    > > installer says we can have the front-end on the U: drive, which is
    > > our personal drive on the network, rather than the C: drive. I
    > > thought the idea of splitting the database was that only the data on
    > > the back-end would run over the network (T: drive, our share drive).
    > > Shouldn't the front-end be on the users C: drive?
    > >
    > > Prior to splitting the database, we had lock-up problems, etc. I
    > > don't want those problems again.

    >
    > Having the front-end on the U: drive (personal, but on network) would
    > solve your lock-out problems, but will still be less efficient and
    > somewhat corruption-prone (because design elements have to be sent
    > across the network). At least your corruptions of the front-end would
    > only affect you, and it could easily be restored from a master copy.
    >
    > I recommend putting the front-end on a local drive, such as the C:
    > drive.
    >
    > --
    > Dirk Goldgar, MS Access MVP
    > www.datagnostics.com
    >
    > (please reply to the newsgroup)
    >
    >
    >
     
  6. Sarah Schreffler

    Sarah Schreffler
    Expand Collapse
    Guest

    Howard wrote:
    > Our database is split front-end/back-end. We're migrating to Windows XP from
    > Windows 2000, although we're keeping Access 2000. The IT installer says we
    > can have the front-end on the U: drive, which is our personal drive on the
    > network, rather than the C: drive. I thought the idea of splitting the
    > database was that only the data on the back-end would run over the network
    > (T: drive, our share drive). Shouldn't the front-end be on the users C: drive?
    >
    > Prior to splitting the database, we had lock-up problems, etc. I don't want
    > those problems again.


    Sarah:
    Talk to your IT department about why they want it on the U: drive -- it
    is likely it has to do with being able to backup the database. They
    can not be sure that the C: drive is backed up, but the U: drive they
    can.
     
  7. SusanV

    SusanV
    Expand Collapse
    Guest

    In which case, assure them that you will push a copy of the frontend (and if
    distributing an MDE, also the uncompiled frontend dev mdb) to a location of
    their choosing for backup purposes.

    ;-)

    SusanV

    "Sarah Schreffler" <sarah.schreffler@gmail.com> wrote in message
    news:1149869087.174879.300610@f6g2000cwb.googlegroups.com...
    > Howard wrote:
    >> Our database is split front-end/back-end. We're migrating to Windows XP
    >> from
    >> Windows 2000, although we're keeping Access 2000. The IT installer says
    >> we
    >> can have the front-end on the U: drive, which is our personal drive on
    >> the
    >> network, rather than the C: drive. I thought the idea of splitting the
    >> database was that only the data on the back-end would run over the
    >> network
    >> (T: drive, our share drive). Shouldn't the front-end be on the users C:
    >> drive?
    >>
    >> Prior to splitting the database, we had lock-up problems, etc. I don't
    >> want
    >> those problems again.

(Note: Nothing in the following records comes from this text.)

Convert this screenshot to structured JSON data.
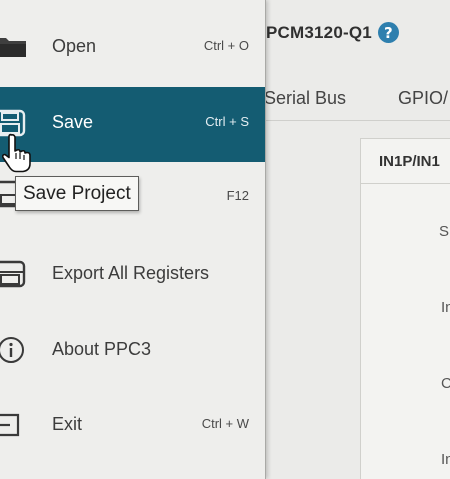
{
  "app": {
    "device_title": "PCM3120-Q1",
    "tabs": [
      {
        "label": "Serial Bus"
      },
      {
        "label": "GPIO/"
      }
    ],
    "panel": {
      "header": "IN1P/IN1",
      "rows": [
        "S",
        "In",
        "C",
        "In"
      ]
    }
  },
  "menu": {
    "items": [
      {
        "label": "Open",
        "shortcut": "Ctrl + O",
        "icon": "folder-icon"
      },
      {
        "label": "Save",
        "shortcut": "Ctrl + S",
        "icon": "save-icon",
        "selected": true
      },
      {
        "label": "",
        "shortcut": "F12",
        "icon": "save-as-icon"
      },
      {
        "label": "Export All Registers",
        "shortcut": "",
        "icon": "export-icon"
      },
      {
        "label": "About PPC3",
        "shortcut": "",
        "icon": "info-icon"
      },
      {
        "label": "Exit",
        "shortcut": "Ctrl + W",
        "icon": "exit-icon"
      }
    ]
  },
  "tooltip": {
    "text": "Save Project"
  },
  "colors": {
    "selected_bg": "#145c72",
    "menu_bg": "#eeeeec",
    "help_icon": "#2e7fae"
  }
}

    >
    > Sarah:
    > Talk to your IT department about why they want it on the U: drive -- it
    > is likely it has to do with being able to backup the database. They
    > can not be sure that the C: drive is backed up, but the U: drive they
    > can.
    >
     
  8. Dirk Goldgar

    Dirk Goldgar
    Expand Collapse
    Guest

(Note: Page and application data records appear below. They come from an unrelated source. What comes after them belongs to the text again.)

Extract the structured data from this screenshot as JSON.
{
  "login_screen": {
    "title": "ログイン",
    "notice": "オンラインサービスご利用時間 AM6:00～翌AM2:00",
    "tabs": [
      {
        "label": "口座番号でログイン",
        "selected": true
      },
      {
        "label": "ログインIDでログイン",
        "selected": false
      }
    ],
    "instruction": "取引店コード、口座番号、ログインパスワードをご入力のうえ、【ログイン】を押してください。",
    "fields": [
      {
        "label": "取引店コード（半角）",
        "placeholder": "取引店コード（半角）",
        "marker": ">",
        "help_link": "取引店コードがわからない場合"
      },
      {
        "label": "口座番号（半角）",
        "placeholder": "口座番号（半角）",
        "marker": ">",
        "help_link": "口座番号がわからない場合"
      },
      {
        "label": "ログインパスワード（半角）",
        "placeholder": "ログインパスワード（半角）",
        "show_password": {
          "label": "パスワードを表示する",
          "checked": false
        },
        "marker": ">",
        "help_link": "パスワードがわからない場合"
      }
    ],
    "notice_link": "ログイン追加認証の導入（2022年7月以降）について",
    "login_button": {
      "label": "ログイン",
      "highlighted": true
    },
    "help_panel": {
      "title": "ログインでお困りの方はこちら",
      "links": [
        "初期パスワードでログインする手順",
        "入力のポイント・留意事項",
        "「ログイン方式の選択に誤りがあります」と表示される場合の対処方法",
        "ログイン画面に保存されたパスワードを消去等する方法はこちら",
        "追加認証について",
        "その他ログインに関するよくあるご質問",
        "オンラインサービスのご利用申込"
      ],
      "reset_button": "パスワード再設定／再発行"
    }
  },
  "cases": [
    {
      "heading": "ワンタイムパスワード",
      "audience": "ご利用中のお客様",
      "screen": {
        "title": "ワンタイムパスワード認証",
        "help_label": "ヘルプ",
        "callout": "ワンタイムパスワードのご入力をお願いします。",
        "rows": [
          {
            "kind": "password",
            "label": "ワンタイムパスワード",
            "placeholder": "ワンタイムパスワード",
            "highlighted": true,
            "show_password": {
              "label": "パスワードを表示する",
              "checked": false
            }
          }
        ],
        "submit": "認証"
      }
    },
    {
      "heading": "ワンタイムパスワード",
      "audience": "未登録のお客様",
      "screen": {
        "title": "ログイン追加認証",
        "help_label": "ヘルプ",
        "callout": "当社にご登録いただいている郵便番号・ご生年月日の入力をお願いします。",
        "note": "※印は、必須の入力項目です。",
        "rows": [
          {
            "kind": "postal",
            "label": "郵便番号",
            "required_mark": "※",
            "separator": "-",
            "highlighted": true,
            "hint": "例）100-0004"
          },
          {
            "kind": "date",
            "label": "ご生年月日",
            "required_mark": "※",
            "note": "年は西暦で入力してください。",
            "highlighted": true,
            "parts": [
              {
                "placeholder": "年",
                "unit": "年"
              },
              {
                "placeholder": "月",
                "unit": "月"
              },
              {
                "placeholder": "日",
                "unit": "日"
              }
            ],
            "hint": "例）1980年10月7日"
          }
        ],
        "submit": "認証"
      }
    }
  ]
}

    "Sarah Schreffler" <sarah.schreffler@gmail.com> wrote in message
    news:1149869087.174879.300610@f6g2000cwb.googlegroups.com
    >
    > Talk to your IT department about why they want it on the U: drive --
    > it is likely it has to do with being able to backup the database.
    > They can not be sure that the C: drive is backed up, but the U: drive
    > they can.


    Good point, but in most split applications the front-end contains
    nothing that really needs to be preserved, so long as the master copy
    can readily be retrieved and reinstalled. It's different if
    user-specific data, or user-designed, personal queries, are stored in
    the front-end.

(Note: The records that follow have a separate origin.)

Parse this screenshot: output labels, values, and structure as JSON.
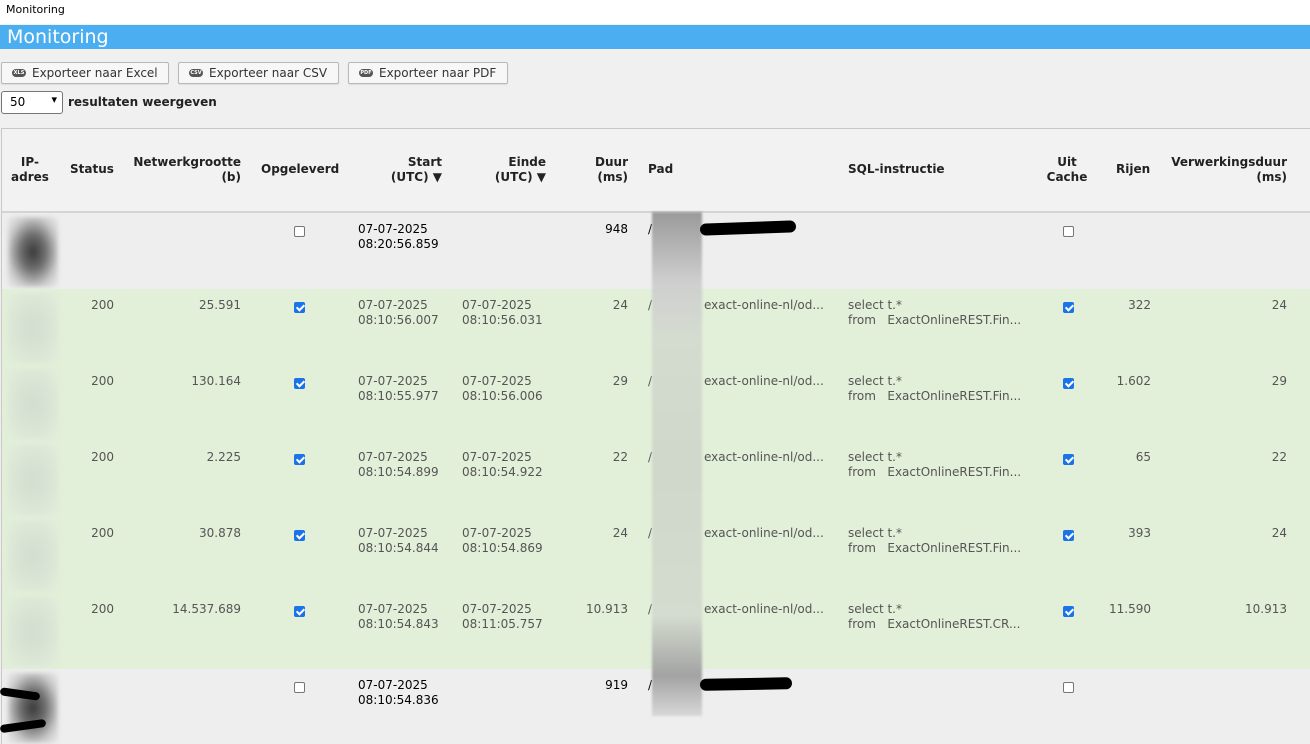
{
  "window_title": "Monitoring",
  "page_title": "Monitoring",
  "export_buttons": [
    {
      "icon": "XLS",
      "label": "Exporteer naar Excel"
    },
    {
      "icon": "CSV",
      "label": "Exporteer naar CSV"
    },
    {
      "icon": "PDF",
      "label": "Exporteer naar PDF"
    }
  ],
  "page_size": {
    "value": "50",
    "label": "resultaten weergeven"
  },
  "columns": {
    "ip": "IP-\nadres",
    "status": "Status",
    "size": "Netwerkgrootte\n(b)",
    "delivered": "Opgeleverd",
    "start": "Start\n(UTC) ▼",
    "end": "Einde\n(UTC) ▼",
    "duration": "Duur\n(ms)",
    "path": "Pad",
    "sql": "SQL-instructie",
    "cache": "Uit\nCache",
    "rows": "Rijen",
    "processing": "Verwerkingsduur\n(ms)"
  },
  "rows": [
    {
      "state": "pending",
      "status": "",
      "size": "",
      "delivered": false,
      "start": "07-07-2025\n08:20:56.859",
      "end": "",
      "duration": "948",
      "path_prefix": "/",
      "path": "/od...",
      "sql": "",
      "cache": false,
      "rows": "",
      "processing": ""
    },
    {
      "state": "ok",
      "status": "200",
      "size": "25.591",
      "delivered": true,
      "start": "07-07-2025\n08:10:56.007",
      "end": "07-07-2025\n08:10:56.031",
      "duration": "24",
      "path_prefix": "/",
      "path": "exact-online-nl/od...",
      "sql": "select t.*\nfrom   ExactOnlineREST.Fin...",
      "cache": true,
      "rows": "322",
      "processing": "24"
    },
    {
      "state": "ok",
      "status": "200",
      "size": "130.164",
      "delivered": true,
      "start": "07-07-2025\n08:10:55.977",
      "end": "07-07-2025\n08:10:56.006",
      "duration": "29",
      "path_prefix": "/",
      "path": "exact-online-nl/od...",
      "sql": "select t.*\nfrom   ExactOnlineREST.Fin...",
      "cache": true,
      "rows": "1.602",
      "processing": "29"
    },
    {
      "state": "ok",
      "status": "200",
      "size": "2.225",
      "delivered": true,
      "start": "07-07-2025\n08:10:54.899",
      "end": "07-07-2025\n08:10:54.922",
      "duration": "22",
      "path_prefix": "/",
      "path": "exact-online-nl/od...",
      "sql": "select t.*\nfrom   ExactOnlineREST.Fin...",
      "cache": true,
      "rows": "65",
      "processing": "22"
    },
    {
      "state": "ok",
      "status": "200",
      "size": "30.878",
      "delivered": true,
      "start": "07-07-2025\n08:10:54.844",
      "end": "07-07-2025\n08:10:54.869",
      "duration": "24",
      "path_prefix": "/",
      "path": "exact-online-nl/od...",
      "sql": "select t.*\nfrom   ExactOnlineREST.Fin...",
      "cache": true,
      "rows": "393",
      "processing": "24"
    },
    {
      "state": "ok",
      "status": "200",
      "size": "14.537.689",
      "delivered": true,
      "start": "07-07-2025\n08:10:54.843",
      "end": "07-07-2025\n08:11:05.757",
      "duration": "10.913",
      "path_prefix": "/",
      "path": "exact-online-nl/od...",
      "sql": "select t.*\nfrom   ExactOnlineREST.CR...",
      "cache": true,
      "rows": "11.590",
      "processing": "10.913"
    },
    {
      "state": "pending",
      "status": "",
      "size": "",
      "delivered": false,
      "start": "07-07-2025\n08:10:54.836",
      "end": "",
      "duration": "919",
      "path_prefix": "/",
      "path": "l/od...",
      "sql": "",
      "cache": false,
      "rows": "",
      "processing": ""
    }
  ]
}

    --
    Dirk Goldgar, MS Access MVP
    www.datagnostics.com

    (please reply to the newsgroup)
     

Share This Page